Already, the state is less conservative than many observers might assume. Cole said the first indication of Mississippi’s slow shift to the left -- its “watershed moment” -- came in 2011 when the state shot down an anti-abortion personhood amendment that would have dictated that life begins at fertilization.
Some analysts say the state will eventually become the first with a black majority population. At that point it will likely become solidly Democratic -- unless some Mississippi Republicans decide that Cochran's victory shows that the African-American vote can be wooed, and begin aggressively to court it.
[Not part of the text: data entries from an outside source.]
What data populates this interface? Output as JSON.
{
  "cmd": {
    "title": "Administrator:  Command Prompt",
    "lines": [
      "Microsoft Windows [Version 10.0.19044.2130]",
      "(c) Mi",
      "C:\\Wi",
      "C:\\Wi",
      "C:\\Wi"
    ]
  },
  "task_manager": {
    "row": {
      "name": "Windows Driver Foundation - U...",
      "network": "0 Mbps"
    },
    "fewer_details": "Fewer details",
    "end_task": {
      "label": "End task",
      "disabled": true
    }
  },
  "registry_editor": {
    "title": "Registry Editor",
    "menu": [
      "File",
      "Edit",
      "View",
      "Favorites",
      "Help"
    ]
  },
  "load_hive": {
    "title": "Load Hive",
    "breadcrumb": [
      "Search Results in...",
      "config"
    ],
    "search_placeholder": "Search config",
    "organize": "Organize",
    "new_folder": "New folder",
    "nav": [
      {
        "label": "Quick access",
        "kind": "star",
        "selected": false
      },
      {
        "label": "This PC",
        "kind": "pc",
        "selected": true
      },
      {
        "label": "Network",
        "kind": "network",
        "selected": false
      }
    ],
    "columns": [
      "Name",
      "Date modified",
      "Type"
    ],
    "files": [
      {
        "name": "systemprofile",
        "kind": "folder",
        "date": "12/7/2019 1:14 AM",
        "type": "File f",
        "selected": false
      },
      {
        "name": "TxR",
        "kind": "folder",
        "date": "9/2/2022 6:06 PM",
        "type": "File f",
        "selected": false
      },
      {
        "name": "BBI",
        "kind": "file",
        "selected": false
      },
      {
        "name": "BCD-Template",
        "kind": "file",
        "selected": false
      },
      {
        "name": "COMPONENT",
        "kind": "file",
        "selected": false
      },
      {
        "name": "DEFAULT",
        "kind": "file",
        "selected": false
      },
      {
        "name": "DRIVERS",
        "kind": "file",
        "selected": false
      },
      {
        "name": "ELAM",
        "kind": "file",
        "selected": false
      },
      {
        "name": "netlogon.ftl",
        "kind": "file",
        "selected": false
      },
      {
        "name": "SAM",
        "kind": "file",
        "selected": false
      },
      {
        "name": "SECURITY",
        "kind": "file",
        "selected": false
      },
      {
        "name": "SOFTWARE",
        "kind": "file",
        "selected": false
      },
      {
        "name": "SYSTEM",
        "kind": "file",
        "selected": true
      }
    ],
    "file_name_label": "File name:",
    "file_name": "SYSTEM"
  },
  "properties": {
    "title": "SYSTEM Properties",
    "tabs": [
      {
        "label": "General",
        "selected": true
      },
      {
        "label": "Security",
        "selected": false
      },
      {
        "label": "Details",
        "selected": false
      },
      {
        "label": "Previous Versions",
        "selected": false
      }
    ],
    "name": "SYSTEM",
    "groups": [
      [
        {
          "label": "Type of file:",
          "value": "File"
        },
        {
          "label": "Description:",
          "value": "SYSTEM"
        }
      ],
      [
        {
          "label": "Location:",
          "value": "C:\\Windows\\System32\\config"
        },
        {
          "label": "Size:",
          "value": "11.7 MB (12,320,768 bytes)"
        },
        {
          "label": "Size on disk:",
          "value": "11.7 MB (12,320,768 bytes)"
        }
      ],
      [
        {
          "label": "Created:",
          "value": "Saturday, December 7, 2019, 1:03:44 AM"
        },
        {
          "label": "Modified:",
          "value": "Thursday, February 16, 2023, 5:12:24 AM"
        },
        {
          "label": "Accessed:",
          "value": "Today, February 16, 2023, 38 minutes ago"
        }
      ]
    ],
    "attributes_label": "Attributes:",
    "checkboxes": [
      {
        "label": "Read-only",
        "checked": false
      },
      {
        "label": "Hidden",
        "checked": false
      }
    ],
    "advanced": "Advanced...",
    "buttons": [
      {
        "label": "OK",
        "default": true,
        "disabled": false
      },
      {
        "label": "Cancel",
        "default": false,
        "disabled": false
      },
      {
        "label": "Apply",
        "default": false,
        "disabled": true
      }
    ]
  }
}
How Democrats managed to tip the Republican primary election is rooted in Mississippi’s open primary law, which allows a voter, whether Democrat or Republican, to vote in any party’s primary, the only stipulation being that the voter must vote in the same party primary if there is a runoff. It would be illegal, for example, for Democrats who voted in the Democratic primary to switch to the Republican primary for the runoff.
In the three weeks since Mississippi’s first primary election, Cochran managed to grow his electorate by wooing Democrats in the most federally-dependent state in the U.S. with ads that highlighted his support for “our aerospace industry, shipbuilding, military bases, research and development and agricultural breakthroughs.”
Despite an aggressive campaign by Chris McDaniel, whose supporters included conservative heavyweights like Sarah Palin, Cochran’s approach worked.
According to recent polling, runoff turnout in the 24 counties with a majority black population was up almost 40 percent from the primary on June 3. In all other counties, turnout was up by less than 20 percent. In the 10 counties where Cochran’s numbers improved the most, blacks make up 69 percent or more of the population.
Cochran now faces a conservative Democratic opponent in the general election, Travis W. Childers, who served as the U.S. Representative for Mississippi's 1st congressional district from 2008 to 2011.
This month’s primaries were also the first election in which the state’s controversial voter ID law was in effect. The law require voters to present valid ID to have their vote count; if a voter shows up at the polls without an ID, they can still cast a vote, but that vote is not counted until he or she presents an ID. The voter has five days to do so from the time the initial vote is cast, so it’s too early to tell how many votes are still in limbo.
Cochran’s effort to woo black voters didn’t go unnoticed by McDaniel's tea party base, which warned that they would be scrutinizing Democratic voters who voted in the Republican primary. McDaniel has since indicated he will contest the election if irregularities are found.